» Requirement:
A single number is required: how many lines in the data below contain "about".

════════

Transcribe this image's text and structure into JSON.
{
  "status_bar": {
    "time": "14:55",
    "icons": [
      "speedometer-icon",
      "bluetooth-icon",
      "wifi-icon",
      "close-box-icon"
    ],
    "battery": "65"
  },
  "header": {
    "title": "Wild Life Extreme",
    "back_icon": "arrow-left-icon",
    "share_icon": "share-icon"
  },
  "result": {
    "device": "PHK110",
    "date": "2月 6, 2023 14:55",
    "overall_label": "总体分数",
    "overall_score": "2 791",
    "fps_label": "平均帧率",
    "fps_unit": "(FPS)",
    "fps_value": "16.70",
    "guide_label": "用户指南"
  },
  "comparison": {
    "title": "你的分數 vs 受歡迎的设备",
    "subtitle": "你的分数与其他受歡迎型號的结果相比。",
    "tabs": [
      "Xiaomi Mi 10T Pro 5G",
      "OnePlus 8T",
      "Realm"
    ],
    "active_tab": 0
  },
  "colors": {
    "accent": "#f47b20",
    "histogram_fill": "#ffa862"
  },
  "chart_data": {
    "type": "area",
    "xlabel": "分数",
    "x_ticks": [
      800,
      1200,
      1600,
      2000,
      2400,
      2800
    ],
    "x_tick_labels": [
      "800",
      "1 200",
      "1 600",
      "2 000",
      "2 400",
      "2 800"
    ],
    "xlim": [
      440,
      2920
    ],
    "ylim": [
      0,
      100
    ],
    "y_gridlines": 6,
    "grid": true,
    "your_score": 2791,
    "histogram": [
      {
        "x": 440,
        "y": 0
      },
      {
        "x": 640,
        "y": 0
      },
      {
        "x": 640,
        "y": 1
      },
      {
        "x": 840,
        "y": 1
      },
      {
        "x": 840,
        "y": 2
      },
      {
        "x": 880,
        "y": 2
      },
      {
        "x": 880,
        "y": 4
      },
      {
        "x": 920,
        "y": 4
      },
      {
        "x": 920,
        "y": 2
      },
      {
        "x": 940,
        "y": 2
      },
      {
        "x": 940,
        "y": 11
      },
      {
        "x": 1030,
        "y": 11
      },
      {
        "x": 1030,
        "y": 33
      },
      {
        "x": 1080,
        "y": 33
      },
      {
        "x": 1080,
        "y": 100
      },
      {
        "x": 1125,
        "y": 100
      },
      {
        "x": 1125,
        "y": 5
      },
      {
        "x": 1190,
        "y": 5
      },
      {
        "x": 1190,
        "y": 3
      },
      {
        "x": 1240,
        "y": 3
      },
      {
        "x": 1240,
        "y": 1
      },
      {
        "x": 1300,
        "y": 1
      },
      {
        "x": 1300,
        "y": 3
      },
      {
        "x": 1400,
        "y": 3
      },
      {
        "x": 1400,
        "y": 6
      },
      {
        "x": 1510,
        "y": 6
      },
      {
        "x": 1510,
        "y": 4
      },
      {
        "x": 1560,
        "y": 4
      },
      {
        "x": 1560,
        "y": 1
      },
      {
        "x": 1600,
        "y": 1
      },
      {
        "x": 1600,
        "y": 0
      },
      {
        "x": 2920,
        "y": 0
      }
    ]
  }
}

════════

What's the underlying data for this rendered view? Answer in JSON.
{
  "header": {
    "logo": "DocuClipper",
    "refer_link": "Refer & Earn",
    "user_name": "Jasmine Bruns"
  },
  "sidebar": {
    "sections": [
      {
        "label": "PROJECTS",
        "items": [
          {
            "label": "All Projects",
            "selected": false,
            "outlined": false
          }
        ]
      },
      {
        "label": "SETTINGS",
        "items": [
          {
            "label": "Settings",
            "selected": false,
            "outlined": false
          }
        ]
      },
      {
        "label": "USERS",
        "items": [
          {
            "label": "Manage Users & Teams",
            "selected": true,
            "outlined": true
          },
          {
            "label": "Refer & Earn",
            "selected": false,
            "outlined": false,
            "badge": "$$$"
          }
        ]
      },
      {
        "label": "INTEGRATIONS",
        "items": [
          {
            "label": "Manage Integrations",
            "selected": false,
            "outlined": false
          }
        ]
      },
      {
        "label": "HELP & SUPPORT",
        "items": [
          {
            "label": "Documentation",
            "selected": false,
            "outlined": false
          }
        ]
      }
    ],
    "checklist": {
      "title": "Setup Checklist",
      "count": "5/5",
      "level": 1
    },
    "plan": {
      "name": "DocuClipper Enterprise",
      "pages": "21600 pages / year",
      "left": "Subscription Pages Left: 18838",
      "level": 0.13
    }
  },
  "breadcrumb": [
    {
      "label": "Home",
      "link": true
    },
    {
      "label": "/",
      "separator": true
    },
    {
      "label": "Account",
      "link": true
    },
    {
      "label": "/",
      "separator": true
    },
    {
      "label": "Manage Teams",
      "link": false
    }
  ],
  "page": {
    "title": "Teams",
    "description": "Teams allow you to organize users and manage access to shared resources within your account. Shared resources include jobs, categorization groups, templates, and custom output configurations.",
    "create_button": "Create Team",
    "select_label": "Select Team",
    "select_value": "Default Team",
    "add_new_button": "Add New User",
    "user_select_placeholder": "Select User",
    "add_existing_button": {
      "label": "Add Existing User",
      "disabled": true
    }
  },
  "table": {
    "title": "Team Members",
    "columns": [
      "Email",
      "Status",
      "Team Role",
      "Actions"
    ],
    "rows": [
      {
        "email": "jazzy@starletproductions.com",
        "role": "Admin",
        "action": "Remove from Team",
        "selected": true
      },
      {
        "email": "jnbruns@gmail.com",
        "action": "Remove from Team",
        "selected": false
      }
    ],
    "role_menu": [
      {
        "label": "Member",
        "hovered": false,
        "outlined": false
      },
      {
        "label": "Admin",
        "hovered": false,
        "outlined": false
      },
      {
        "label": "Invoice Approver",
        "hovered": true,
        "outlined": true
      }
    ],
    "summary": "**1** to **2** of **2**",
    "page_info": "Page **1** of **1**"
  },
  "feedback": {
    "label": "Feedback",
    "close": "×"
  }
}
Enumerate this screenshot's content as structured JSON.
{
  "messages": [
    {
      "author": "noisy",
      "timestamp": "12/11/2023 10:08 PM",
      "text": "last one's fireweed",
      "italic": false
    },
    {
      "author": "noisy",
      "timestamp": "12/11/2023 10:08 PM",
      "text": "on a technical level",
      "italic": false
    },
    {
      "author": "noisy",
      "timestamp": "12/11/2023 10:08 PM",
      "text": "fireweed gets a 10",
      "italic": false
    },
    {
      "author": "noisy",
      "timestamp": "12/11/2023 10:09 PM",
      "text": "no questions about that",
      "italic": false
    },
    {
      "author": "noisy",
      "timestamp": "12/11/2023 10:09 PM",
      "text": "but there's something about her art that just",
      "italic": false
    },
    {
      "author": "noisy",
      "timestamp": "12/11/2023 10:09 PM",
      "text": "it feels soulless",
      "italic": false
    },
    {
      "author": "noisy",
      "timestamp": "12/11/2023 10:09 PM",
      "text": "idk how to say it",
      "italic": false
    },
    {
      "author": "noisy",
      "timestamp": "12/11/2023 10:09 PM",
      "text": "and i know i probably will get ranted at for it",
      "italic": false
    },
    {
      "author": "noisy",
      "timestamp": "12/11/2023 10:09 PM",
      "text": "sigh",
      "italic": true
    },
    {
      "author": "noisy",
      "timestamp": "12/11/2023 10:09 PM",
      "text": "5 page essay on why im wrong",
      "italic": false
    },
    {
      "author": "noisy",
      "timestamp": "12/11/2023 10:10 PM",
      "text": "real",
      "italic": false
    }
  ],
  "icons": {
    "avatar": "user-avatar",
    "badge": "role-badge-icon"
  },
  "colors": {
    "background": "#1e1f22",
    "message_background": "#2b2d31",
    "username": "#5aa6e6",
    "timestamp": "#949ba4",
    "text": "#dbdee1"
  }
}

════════

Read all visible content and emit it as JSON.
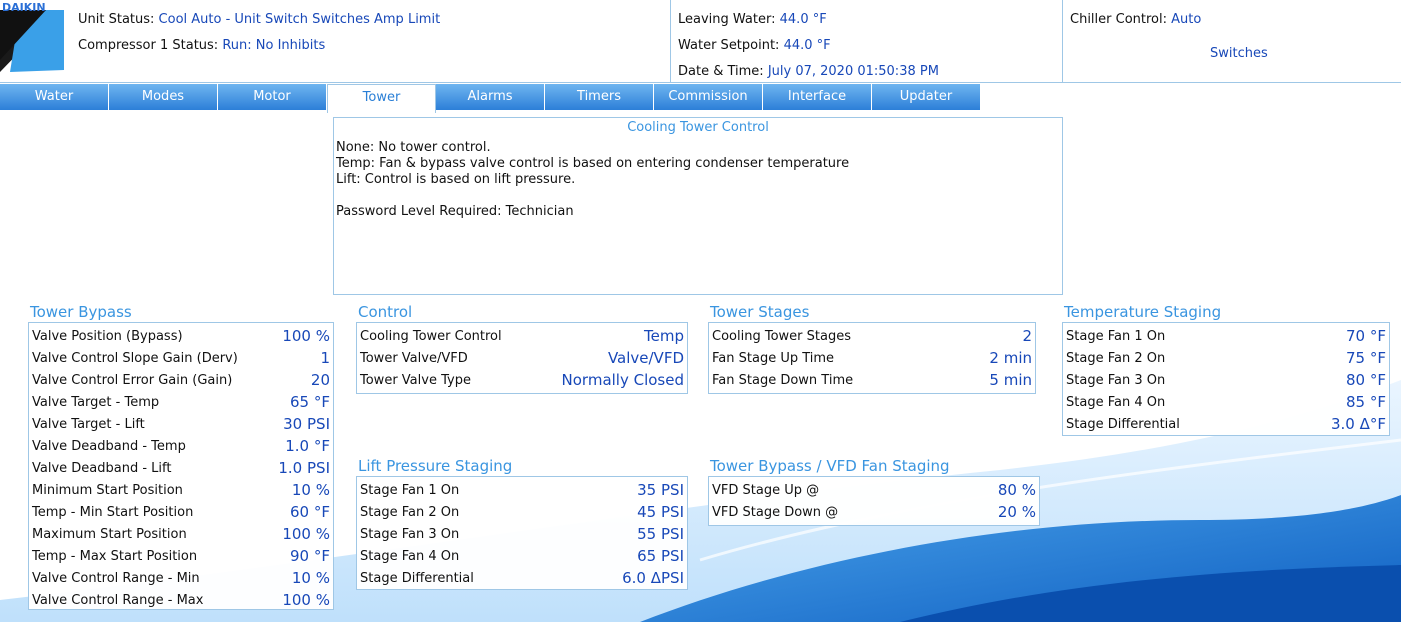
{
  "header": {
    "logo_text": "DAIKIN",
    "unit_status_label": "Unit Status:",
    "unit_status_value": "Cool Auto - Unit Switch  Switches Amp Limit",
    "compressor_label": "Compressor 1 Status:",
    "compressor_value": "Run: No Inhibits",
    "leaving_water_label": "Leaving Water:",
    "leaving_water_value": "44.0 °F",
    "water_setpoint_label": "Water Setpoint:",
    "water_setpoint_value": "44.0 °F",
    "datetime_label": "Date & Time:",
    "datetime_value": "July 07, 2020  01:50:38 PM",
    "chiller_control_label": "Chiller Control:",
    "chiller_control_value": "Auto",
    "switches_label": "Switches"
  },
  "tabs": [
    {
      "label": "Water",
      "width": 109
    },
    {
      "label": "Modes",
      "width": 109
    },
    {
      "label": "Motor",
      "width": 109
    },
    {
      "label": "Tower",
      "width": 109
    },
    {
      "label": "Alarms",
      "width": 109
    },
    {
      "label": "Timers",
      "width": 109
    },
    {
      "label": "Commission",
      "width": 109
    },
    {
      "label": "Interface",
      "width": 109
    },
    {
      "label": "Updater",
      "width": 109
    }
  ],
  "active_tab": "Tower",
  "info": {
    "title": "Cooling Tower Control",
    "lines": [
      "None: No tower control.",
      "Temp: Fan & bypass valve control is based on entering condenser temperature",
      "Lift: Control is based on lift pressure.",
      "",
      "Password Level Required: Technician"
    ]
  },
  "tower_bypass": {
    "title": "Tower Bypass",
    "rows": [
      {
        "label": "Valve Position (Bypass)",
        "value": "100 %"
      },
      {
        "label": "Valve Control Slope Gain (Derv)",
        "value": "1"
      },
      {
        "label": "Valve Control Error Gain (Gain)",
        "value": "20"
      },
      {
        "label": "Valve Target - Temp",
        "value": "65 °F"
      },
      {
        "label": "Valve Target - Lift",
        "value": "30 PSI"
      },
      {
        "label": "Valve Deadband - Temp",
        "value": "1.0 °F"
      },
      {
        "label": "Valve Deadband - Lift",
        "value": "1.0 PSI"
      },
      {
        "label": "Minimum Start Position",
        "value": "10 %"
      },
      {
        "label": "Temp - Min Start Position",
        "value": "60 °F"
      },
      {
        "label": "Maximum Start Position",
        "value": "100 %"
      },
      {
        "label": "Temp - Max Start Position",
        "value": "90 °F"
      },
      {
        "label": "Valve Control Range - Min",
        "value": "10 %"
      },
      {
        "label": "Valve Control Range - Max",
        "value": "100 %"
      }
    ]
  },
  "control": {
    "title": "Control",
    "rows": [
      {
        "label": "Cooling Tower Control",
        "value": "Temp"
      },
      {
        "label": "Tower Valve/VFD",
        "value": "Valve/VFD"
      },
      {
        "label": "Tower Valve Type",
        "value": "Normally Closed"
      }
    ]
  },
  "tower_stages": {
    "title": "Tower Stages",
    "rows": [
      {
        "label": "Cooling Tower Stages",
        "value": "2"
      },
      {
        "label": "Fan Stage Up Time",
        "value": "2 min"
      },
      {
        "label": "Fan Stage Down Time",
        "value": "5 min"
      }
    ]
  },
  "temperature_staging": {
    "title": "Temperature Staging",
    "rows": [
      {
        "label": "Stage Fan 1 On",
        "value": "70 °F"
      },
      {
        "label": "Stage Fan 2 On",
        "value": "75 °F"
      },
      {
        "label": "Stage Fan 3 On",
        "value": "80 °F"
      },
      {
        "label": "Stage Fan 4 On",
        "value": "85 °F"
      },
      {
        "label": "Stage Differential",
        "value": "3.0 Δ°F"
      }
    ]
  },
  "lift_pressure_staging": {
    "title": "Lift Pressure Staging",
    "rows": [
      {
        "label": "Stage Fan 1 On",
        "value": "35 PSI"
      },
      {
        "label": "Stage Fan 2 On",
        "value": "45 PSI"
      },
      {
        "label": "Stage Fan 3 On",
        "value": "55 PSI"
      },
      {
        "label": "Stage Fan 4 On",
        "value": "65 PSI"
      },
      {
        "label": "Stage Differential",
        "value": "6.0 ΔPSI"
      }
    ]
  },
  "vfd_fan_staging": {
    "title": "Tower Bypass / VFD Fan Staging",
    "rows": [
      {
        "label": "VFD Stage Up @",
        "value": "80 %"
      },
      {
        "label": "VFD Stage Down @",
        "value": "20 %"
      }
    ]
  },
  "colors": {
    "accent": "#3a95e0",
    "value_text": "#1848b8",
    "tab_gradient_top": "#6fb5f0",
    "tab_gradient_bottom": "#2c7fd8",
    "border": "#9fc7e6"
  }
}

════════

» Answer area:
2